• Activity
Search the records for lines that contain the word "icon". Copy them all.

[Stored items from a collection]
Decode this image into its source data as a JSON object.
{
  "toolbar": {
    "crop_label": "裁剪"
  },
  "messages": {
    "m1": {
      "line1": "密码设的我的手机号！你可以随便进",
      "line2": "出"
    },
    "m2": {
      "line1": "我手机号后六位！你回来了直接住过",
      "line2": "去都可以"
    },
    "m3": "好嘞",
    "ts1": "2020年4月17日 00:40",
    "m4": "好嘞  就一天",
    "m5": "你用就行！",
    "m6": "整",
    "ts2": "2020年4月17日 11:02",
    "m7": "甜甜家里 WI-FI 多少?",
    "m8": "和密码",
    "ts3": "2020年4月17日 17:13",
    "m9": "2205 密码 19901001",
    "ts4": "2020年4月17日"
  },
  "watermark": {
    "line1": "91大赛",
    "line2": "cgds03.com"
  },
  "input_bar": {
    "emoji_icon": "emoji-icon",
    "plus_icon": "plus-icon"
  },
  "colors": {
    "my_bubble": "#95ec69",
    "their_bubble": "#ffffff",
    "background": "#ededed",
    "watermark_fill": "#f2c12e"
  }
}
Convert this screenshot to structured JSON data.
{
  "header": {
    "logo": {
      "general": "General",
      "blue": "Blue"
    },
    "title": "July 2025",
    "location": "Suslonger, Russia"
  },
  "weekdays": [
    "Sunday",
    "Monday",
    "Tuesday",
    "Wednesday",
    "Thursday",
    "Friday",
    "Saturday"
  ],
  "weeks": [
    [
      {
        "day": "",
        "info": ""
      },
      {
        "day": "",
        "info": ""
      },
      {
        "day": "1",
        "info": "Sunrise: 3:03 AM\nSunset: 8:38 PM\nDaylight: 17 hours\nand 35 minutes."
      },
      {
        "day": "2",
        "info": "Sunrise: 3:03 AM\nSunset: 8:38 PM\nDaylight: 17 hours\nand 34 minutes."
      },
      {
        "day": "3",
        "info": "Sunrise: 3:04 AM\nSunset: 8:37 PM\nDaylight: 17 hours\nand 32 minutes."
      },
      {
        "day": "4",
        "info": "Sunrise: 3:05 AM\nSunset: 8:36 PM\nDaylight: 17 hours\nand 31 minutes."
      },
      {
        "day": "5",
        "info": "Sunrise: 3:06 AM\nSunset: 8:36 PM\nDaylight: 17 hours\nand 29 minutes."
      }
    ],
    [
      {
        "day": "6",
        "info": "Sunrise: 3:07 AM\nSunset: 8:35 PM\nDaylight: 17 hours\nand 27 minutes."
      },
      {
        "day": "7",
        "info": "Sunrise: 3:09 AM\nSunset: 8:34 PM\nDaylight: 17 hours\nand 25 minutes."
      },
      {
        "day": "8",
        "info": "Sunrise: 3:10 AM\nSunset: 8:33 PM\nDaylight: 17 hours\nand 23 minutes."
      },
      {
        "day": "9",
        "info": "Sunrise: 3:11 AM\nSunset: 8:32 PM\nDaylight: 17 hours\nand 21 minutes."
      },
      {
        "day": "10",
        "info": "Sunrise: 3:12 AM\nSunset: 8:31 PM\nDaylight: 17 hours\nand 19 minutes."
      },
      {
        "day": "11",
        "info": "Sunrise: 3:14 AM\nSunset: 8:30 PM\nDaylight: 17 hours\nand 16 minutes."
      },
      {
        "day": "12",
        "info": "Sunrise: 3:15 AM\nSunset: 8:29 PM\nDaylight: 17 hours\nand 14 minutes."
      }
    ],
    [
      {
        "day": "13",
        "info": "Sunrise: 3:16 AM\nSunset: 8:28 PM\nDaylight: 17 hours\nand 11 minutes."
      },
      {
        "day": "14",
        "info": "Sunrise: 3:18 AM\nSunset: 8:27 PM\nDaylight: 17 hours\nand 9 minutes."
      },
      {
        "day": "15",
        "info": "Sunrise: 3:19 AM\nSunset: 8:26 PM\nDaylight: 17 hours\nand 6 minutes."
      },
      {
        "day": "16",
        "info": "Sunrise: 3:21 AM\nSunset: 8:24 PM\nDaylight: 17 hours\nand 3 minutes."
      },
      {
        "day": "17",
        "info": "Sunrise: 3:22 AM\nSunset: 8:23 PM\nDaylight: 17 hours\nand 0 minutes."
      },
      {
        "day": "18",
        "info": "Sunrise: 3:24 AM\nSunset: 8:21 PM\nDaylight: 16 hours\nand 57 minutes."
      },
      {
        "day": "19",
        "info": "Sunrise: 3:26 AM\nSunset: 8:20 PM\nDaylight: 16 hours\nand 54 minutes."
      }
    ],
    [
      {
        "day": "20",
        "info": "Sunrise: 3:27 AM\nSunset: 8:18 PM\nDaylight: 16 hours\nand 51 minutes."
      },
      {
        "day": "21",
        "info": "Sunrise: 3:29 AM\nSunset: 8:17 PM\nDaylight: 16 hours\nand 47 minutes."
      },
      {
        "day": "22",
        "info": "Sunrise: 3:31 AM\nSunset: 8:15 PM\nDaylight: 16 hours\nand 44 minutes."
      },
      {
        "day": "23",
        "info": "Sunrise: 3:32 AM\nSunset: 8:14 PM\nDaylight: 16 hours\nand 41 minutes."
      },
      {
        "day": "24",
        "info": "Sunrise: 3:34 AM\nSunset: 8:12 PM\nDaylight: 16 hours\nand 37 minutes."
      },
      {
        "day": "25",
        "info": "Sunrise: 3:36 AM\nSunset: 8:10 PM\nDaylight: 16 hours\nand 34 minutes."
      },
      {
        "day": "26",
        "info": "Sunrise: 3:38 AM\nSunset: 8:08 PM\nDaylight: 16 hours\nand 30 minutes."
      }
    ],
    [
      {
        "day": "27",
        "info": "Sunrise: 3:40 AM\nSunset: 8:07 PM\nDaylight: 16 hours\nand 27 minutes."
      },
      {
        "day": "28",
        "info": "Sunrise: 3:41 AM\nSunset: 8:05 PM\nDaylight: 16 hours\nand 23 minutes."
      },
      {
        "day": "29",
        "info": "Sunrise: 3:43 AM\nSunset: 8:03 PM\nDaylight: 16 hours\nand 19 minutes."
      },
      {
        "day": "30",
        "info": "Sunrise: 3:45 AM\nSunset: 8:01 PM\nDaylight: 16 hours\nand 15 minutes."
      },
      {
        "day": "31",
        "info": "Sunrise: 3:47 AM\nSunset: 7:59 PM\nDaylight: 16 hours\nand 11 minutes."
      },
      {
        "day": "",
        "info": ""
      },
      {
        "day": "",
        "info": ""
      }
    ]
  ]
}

• Written solution
    "emoji_icon": "emoji-icon",
    "plus_icon": "plus-icon"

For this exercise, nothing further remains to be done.